By 2050, more than 50 percent of the US population will have skin of color, and clinical and cultural competency is needed to effectively treat skin diseases in these individuals. Lynn McKinley-Grant, MD, MA, FAAD, Associate Professor, Director of Curriculum Innovation and Development, Department of Dermatology, Howard University College of Medicine, Washington, DC and Skin of Color Society President, talked to Practical Dermatology® about diagnosing and treating rosacea, acne, and other skin diseases in skin of color patients.

What are the biggest concerns for your skin of color patients today?

Lynn McKinley-Grant MD: The biggest concerns are too much hair in the wrong places and too little hair on the scalp, and pigment in the skin—either too much or too little. For teens, it is acne and the post-inflammatory hyperpigmentation from acne, which is worse than having acne. Those in their 30s to 50s and up are now looking for cosmetic procedures (that many don’t need) in connection with aging concerns. Hair loss is also a major issue for this age group.

What is the greatest challenge when treating skin of color patients?

Dr. McKinley-Grant: First of all, there are many shades of brown. I have a strong passion about recognizing that erythema is a physiologic response to inflammation and infection. The clinical sign of erythema presents in shades of red in skin of color. Erythema can be a pomegranate red or Concord-grape purple in darker skin types. You must touch the skin to feel warmth of erythema, and you can use dermoscopy to detect blanching of the skin. The melanocyte is traumatized easily with inflammation or pressure. Pigmented skin is very sensitive to chemicals, cold, and trauma. The slightest bruise or pimple can cause a long-lasting mark.

With hair, there are so many cultural considerations physicians must be aware of. Hair loss in men and women is very traumatic and requires at least 30 to 45 minutes for a new patient visit. Every type of hair loss deserves a thorough history and physical exam to rule out systemic disease. To diagnose the etiology of hair loss, you must be aware of hair care practices and how they vary from Asians to Africans. You need to be able to describe the pattern of hair loss (scaring vs non-scarring). Use of a dermatoscope is becoming more common in diagnosing scarring alopecia.

How do you address hyperpigmentation disorders?

Dr. McKinley-Grant: You have to be aware and identify the cause, i.e. makeup, medications, hormones, trauma, sun, diabetes, kidney failure, etc. The causes need to be treated first, and patients need to wear non-comedogenic sunscreen, so the dark spots don’t get darker. Many with darker skin types may have photosensitivity because of medication or autoimmune conditions. Hydroquinones are compounded with retinoids in various concentrations and are effective. Adapalene, which is over the counter, is effective. There are chemical peels and lasers that are safe and effective if used cautiously in skin of color.

How do you treat rosacea in skin of color?

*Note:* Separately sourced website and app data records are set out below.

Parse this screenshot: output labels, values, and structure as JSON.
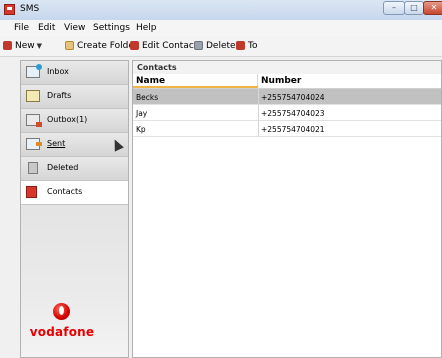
{
  "window": {
    "title": "SMS"
  },
  "menu": [
    "File",
    "Edit",
    "View",
    "Settings",
    "Help"
  ],
  "toolbar": {
    "new": "New",
    "create_folder": "Create Folder",
    "edit_contact": "Edit Contact",
    "delete": "Delete",
    "to": "To"
  },
  "sidebar": {
    "items": [
      {
        "label": "Inbox",
        "icon": "inbox-icon"
      },
      {
        "label": "Drafts",
        "icon": "drafts-icon"
      },
      {
        "label": "Outbox(1)",
        "icon": "outbox-icon"
      },
      {
        "label": "Sent",
        "icon": "sent-icon"
      },
      {
        "label": "Deleted",
        "icon": "trash-icon"
      },
      {
        "label": "Contacts",
        "icon": "contacts-icon",
        "active": true
      }
    ],
    "logo_text": "vodafone"
  },
  "contacts": {
    "title": "Contacts",
    "columns": [
      "Name",
      "Number"
    ],
    "rows": [
      {
        "name": "Becks",
        "number": "+255754704024",
        "selected": true
      },
      {
        "name": "Jay",
        "number": "+255754704023"
      },
      {
        "name": "Kp",
        "number": "+255754704021"
      }
    ]
  },
  "colors": {
    "accent": "#f1b545",
    "brand": "#e60000",
    "selected_row": "#c1c1c1"
  }
}
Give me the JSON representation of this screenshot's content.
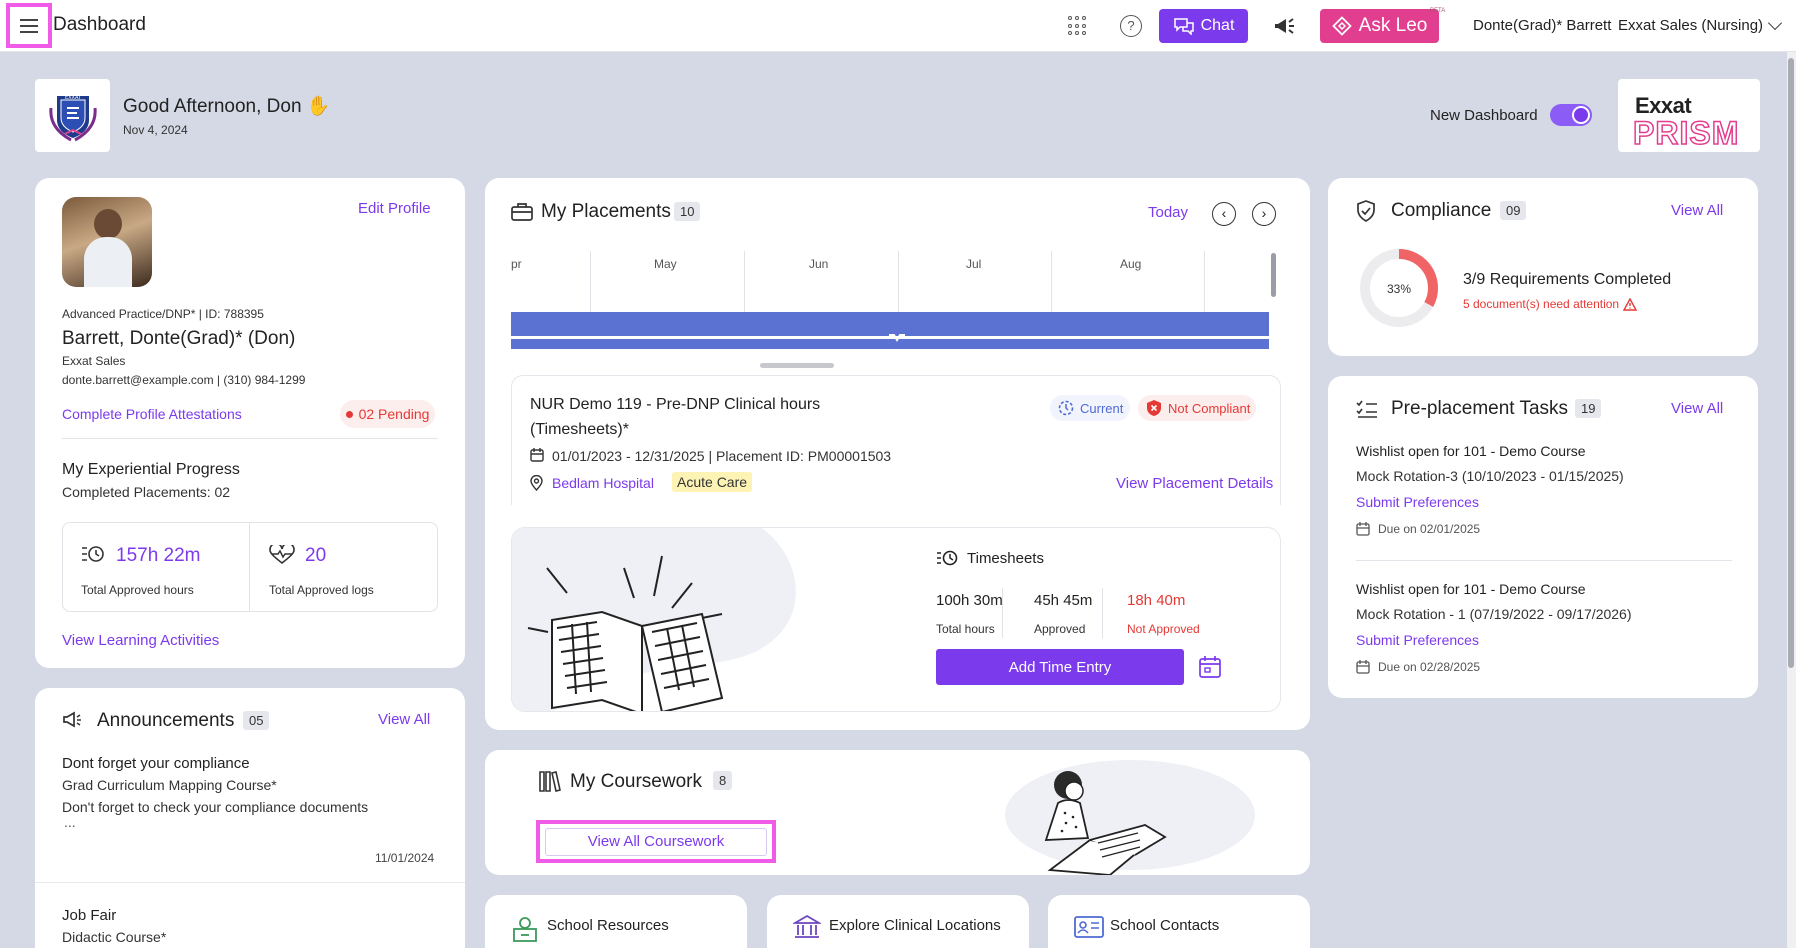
{
  "topbar": {
    "title": "Dashboard",
    "chat_label": "Chat",
    "ask_leo_label": "Ask Leo",
    "beta_label": "BETA",
    "user_name": "Donte(Grad)* Barrett",
    "org_name": "Exxat Sales (Nursing)"
  },
  "header": {
    "greeting": "Good Afternoon, Don",
    "date": "Nov 4, 2024",
    "new_dashboard_label": "New Dashboard",
    "brand_top": "Exxat",
    "brand_bottom": "PRISM",
    "logo_text": "EXXAT"
  },
  "profile": {
    "edit_label": "Edit Profile",
    "program_id": "Advanced Practice/DNP* | ID: 788395",
    "name": "Barrett, Donte(Grad)* (Don)",
    "org": "Exxat Sales",
    "contact": "donte.barrett@example.com | (310) 984-1299",
    "attestations_label": "Complete Profile Attestations",
    "pending_label": "02 Pending",
    "progress_title": "My Experiential Progress",
    "completed_placements": "Completed Placements: 02",
    "hours_value": "157h 22m",
    "hours_label": "Total Approved hours",
    "logs_value": "20",
    "logs_label": "Total Approved logs",
    "learning_link": "View Learning Activities"
  },
  "announcements": {
    "title": "Announcements",
    "count": "05",
    "view_all": "View All",
    "items": [
      {
        "title": "Dont forget your compliance",
        "course": "Grad Curriculum Mapping Course*",
        "body": "Don't forget to check your compliance documents",
        "more": "...",
        "date": "11/01/2024"
      },
      {
        "title": "Job Fair",
        "course": "Didactic Course*"
      }
    ]
  },
  "placements": {
    "title": "My Placements",
    "count": "10",
    "today_label": "Today",
    "months": [
      "pr",
      "May",
      "Jun",
      "Jul",
      "Aug"
    ],
    "course_title_line1": "NUR Demo 119 - Pre-DNP Clinical hours",
    "course_title_line2": "(Timesheets)*",
    "current_label": "Current",
    "not_compliant_label": "Not Compliant",
    "dates": "01/01/2023 - 12/31/2025 | Placement ID: PM00001503",
    "site": "Bedlam Hospital",
    "setting": "Acute Care",
    "details_link": "View Placement Details",
    "timesheets_title": "Timesheets",
    "total_hours_value": "100h 30m",
    "total_hours_label": "Total hours",
    "approved_value": "45h 45m",
    "approved_label": "Approved",
    "not_approved_value": "18h 40m",
    "not_approved_label": "Not Approved",
    "add_time_label": "Add Time Entry"
  },
  "coursework": {
    "title": "My Coursework",
    "count": "8",
    "view_all_label": "View All Coursework"
  },
  "quick_links": [
    {
      "label": "School Resources"
    },
    {
      "label": "Explore Clinical Locations"
    },
    {
      "label": "School Contacts"
    }
  ],
  "compliance": {
    "title": "Compliance",
    "count": "09",
    "view_all": "View All",
    "percent_label": "33%",
    "percent": 0.33,
    "requirements": "3/9 Requirements Completed",
    "attention": "5 document(s) need attention"
  },
  "tasks": {
    "title": "Pre-placement Tasks",
    "count": "19",
    "view_all": "View All",
    "items": [
      {
        "title": "Wishlist open for 101 - Demo Course",
        "rotation": "Mock Rotation-3 (10/10/2023 - 01/15/2025)",
        "action": "Submit Preferences",
        "due": "Due on 02/01/2025"
      },
      {
        "title": "Wishlist open for 101 - Demo Course",
        "rotation": "Mock Rotation - 1 (07/19/2022 - 09/17/2026)",
        "action": "Submit Preferences",
        "due": "Due on 02/28/2025"
      }
    ]
  },
  "colors": {
    "accent": "#7c3aed",
    "pink": "#e23e8f",
    "timeline": "#5b72d2",
    "error": "#e53935"
  }
}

Dr. McKinley-Grant: You must be skilled and have experience in recognizing redness in all shades of skin of color. Rosacea vs. seborrhea can be difficult to differentiate, since they occur in the same location; often people have both. You can treat rosacea the same in all skin types as long as you are sensitive to chemicals that cause irritation, which will cause a pigmentary problem in skin of color.

How do you treat acne in skin of color?

Dr. McKinley-Grant: Acne in skin of color is more prone to PIH, so give fast-acting and not-too-drying medications. I am very cautious with benzoyl peroxide (BP) in my patients of color. Many develop an irritant or allergic dermatitis to BP and have severe hyperpigmentation after use. Always ask patients if they can tolerate BP or salicylic acid and stop using a medication if side effects occur. Make sure the patient is not treating seborrheic dermatitis with heavy oil, such as Vaseline. Oiling the scalp can worsen acne. Be sure the patient is not picking or manipulating the acniform papules. Use medications like adapalene, to help get rid of comedones and inflammatory papules and simultaneously use medications topically to treat infection. Patients have to review their cleansing regimen and the creams they are using. Too much oil will clog the pores. Many over-the-counter bleaching cream contain clobetasol and can cause serious problems.